Pulse: LinkedIn has been putting a lot of effort into curating news, and Pulse shows some of the fruits of that effort. Its most useful feature is the ability to notify you whenever one of your LinkedIn contacts is mentioned in the news. It also presents a list of stories based on what people in your network are sharing, which can be handy — but that feed is often dominated by the kind of self-promotional stuff that many people on LinkedIn can’t stop posting. More relevant are the daily news roundups from LinkedIn’s editors.

Nuzzel: This app has been getting a lot of press lately, first because Twitter investor Chris Sacca suggested that Twitter ought to buy it. It’s not a bad idea: Nuzzel actually makes Twitter useful for news by looking at the URLs that the people you follow are tweeting. If enough of them tweet the same URL, it puts that story in your news feed on Nuzzel; if even more people tweet it, Nuzzel will send a notification to your device. That’s handy if you have interesting people in your Twitter feed who tweet about news you’re interested in, but Nuzzel also offers some curated lists that can augment that, and may be expanding its curated feeds soon. I like the Nuzzel experience a lot, even if its algorithm is relatively basic — showing that you don’t necessarily need high-order artificial intelligence to extract the news from Twitter.

Twitter Moments: If you want a TV-like experience showing you some cool pictures and videos from the top news, sports, and entertainment topics, this is the place to go. I’ve been using it for less than a day, since it was first released, but my initial impression is that this is a good way for Twitter to highlight interesting things without asking me to do a lot of work to find those things. The big drawback is that it’s entirely self-contained: None of the tweets link out to stories on the Web, so if I want to see more than just headlines and pictures, I have to go somewhere else.

Upvoted: One more site worth mentioning just launched: Upvoted, a homepage that Reddit has put together out of the stories posted on that social network. One key feature of Upvoted: It’s just the stories, no comments or votes allowed. In other words, if you love Reddit’s obsession with nerd culture, kitten GIFs, space exploration, and geek love stories, but you hate its toxic mix of racism, sexism, and juvenile stupidity, Upvoted is the place for you.

What conclusions can you draw from this admittedly biased and ad-hoc survey of the landscape? First of all, Twitter Moments is way behind the rest of the pack in terms of social curation capabilities. It is hardly the “bold change” Twitter execs want you to believe it is: It’s kinda neat, but ultimately underwhelming.

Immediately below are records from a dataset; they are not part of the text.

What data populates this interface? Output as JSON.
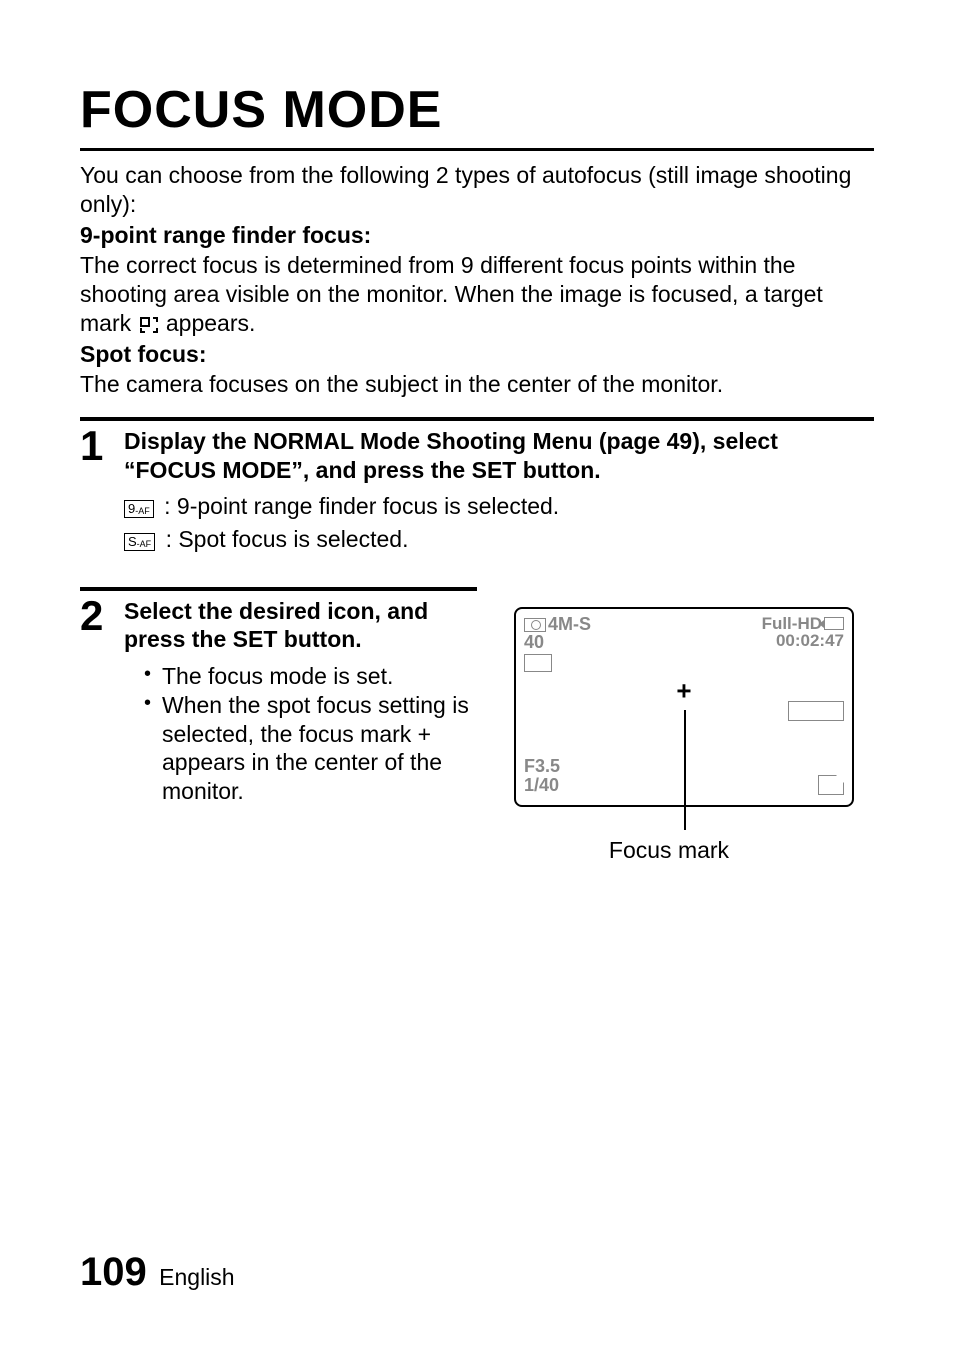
{
  "title": "FOCUS MODE",
  "intro": {
    "line1": "You can choose from the following 2 types of autofocus (still image shooting only):",
    "nine_point_label": "9-point range finder focus:",
    "nine_point_desc_a": "The correct focus is determined from 9 different focus points within the shooting area visible on the monitor. When the image is focused, a target mark ",
    "nine_point_desc_b": " appears.",
    "spot_label": "Spot focus:",
    "spot_desc": "The camera focuses on the subject in the center of the monitor."
  },
  "step1": {
    "num": "1",
    "title": "Display the NORMAL Mode Shooting Menu (page 49), select “FOCUS MODE”, and press the SET button.",
    "icon9": "9",
    "iconAF": "-AF",
    "iconS": "S",
    "def1": ": 9-point range finder focus is selected.",
    "def2": ": Spot focus is selected."
  },
  "step2": {
    "num": "2",
    "title": "Select the desired icon, and press the SET button.",
    "b1": "The focus mode is set.",
    "b2": "When the spot focus setting is selected, the focus mark + appears in the center of the monitor."
  },
  "screen": {
    "resolution": "4M-S",
    "count": "40",
    "fullhd": "Full-HD",
    "time": "00:02:47",
    "aperture": "F3.5",
    "shutter": "1/40"
  },
  "callout": "Focus mark",
  "footer": {
    "page": "109",
    "lang": "English"
  }
}
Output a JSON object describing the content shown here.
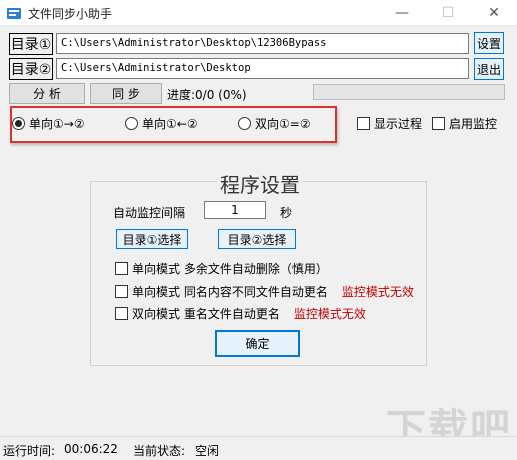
{
  "window": {
    "title": "文件同步小助手",
    "minimize_glyph": "—",
    "maximize_glyph": "☐",
    "close_glyph": "✕"
  },
  "dir1": {
    "label": "目录①",
    "path": "C:\\Users\\Administrator\\Desktop\\12306Bypass"
  },
  "dir2": {
    "label": "目录②",
    "path": "C:\\Users\\Administrator\\Desktop"
  },
  "buttons": {
    "settings": "设置",
    "exit": "退出",
    "analyze": "分 析",
    "sync": "同 步",
    "confirm": "确定",
    "select_dir1": "目录①选择",
    "select_dir2": "目录②选择"
  },
  "progress": {
    "text": "进度:0/0 (0%)",
    "value": 0
  },
  "modes": {
    "one_way_1_to_2": "单向①→②",
    "one_way_2_to_1": "单向①←②",
    "two_way": "双向①=②",
    "selected": "one_way_1_to_2"
  },
  "toggles": {
    "show_process": "显示过程",
    "enable_monitor": "启用监控"
  },
  "settings_panel": {
    "title": "程序设置",
    "interval_label": "自动监控间隔",
    "interval_value": "1",
    "interval_unit": "秒",
    "opt1_label": "单向模式  多余文件自动删除（慎用）",
    "opt2_label": "单向模式  同名内容不同文件自动更名",
    "opt2_warn": "监控模式无效",
    "opt3_label": "双向模式  重名文件自动更名",
    "opt3_warn": "监控模式无效"
  },
  "status": {
    "runtime_label": "运行时间:",
    "runtime_value": "00:06:22",
    "state_label": "当前状态:",
    "state_value": "空闲"
  },
  "watermark": {
    "text": "下载吧"
  },
  "colors": {
    "highlight_border": "#d9342b",
    "warn_text": "#c00000",
    "focus_border": "#0078d7"
  }
}
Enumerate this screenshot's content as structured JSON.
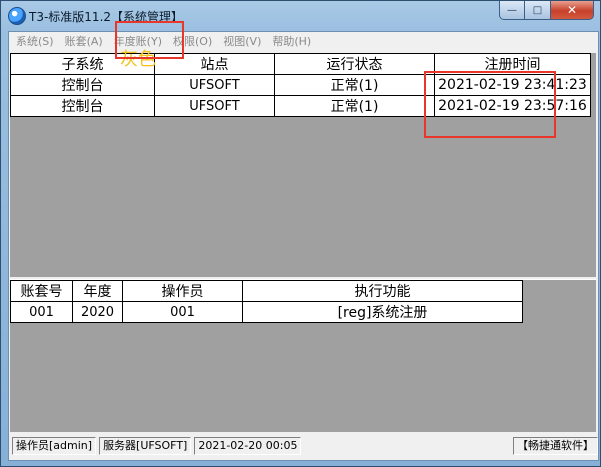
{
  "window": {
    "title": "T3-标准版11.2【系统管理】",
    "minimize_glyph": "—",
    "maximize_glyph": "□",
    "close_glyph": "✕"
  },
  "menubar": {
    "items": [
      {
        "label": "系统(S)"
      },
      {
        "label": "账套(A)"
      },
      {
        "label": "年度账(Y)"
      },
      {
        "label": "权限(O)"
      },
      {
        "label": "视图(V)"
      },
      {
        "label": "帮助(H)"
      }
    ]
  },
  "subsystem_table": {
    "headers": [
      "子系统",
      "站点",
      "运行状态",
      "注册时间"
    ],
    "rows": [
      [
        "控制台",
        "UFSOFT",
        "正常(1)",
        "2021-02-19 23:41:23"
      ],
      [
        "控制台",
        "UFSOFT",
        "正常(1)",
        "2021-02-19 23:57:16"
      ]
    ]
  },
  "annotation": {
    "text": "灰色",
    "color": "#f3c21c"
  },
  "task_table": {
    "headers": [
      "账套号",
      "年度",
      "操作员",
      "执行功能"
    ],
    "rows": [
      [
        "001",
        "2020",
        "001",
        "[reg]系统注册"
      ]
    ]
  },
  "statusbar": {
    "operator": "操作员[admin]",
    "server": "服务器[UFSOFT]",
    "datetime": "2021-02-20 00:05",
    "brand": "【畅捷通软件】"
  },
  "colors": {
    "highlight": "#e8362a",
    "disabled_menu": "#8a8a8a",
    "empty_area": "#a0a0a0"
  }
}
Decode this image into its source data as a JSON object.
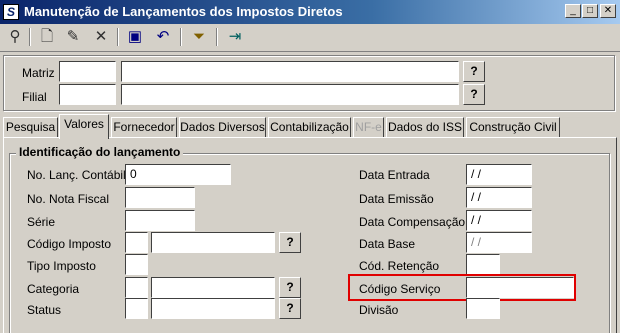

Second, nobody is really using algorithms of any sophistication, with the possible exception of Google News: All of these sites and apps rely on the most basic stats, such as how many times a URL is shared, and most of them — including Twitter — add a significant layer of human curation. You’d think it would be pretty easy for Twitter — or someone else — to come up with a more effective solution than that.

Third, news consumers still have to put a fair amount of work in before they can get the news they want, consistently and readably. There is still a big opportunity for a company that can figure out how to curate a set of news, tailored to each reader’s interest, with speed and reliability.

Whether there’s a business model in doing that remains to be seen, however: The news has not exactly been a good place to find high rates of return on investment in the past few decades, and it’s getting even worse as online advertising approaches the end of the line. But that’s a topic for another day.

originally published on VentureBeat

Twitter Moments joins a long lineup of attempts to curate the news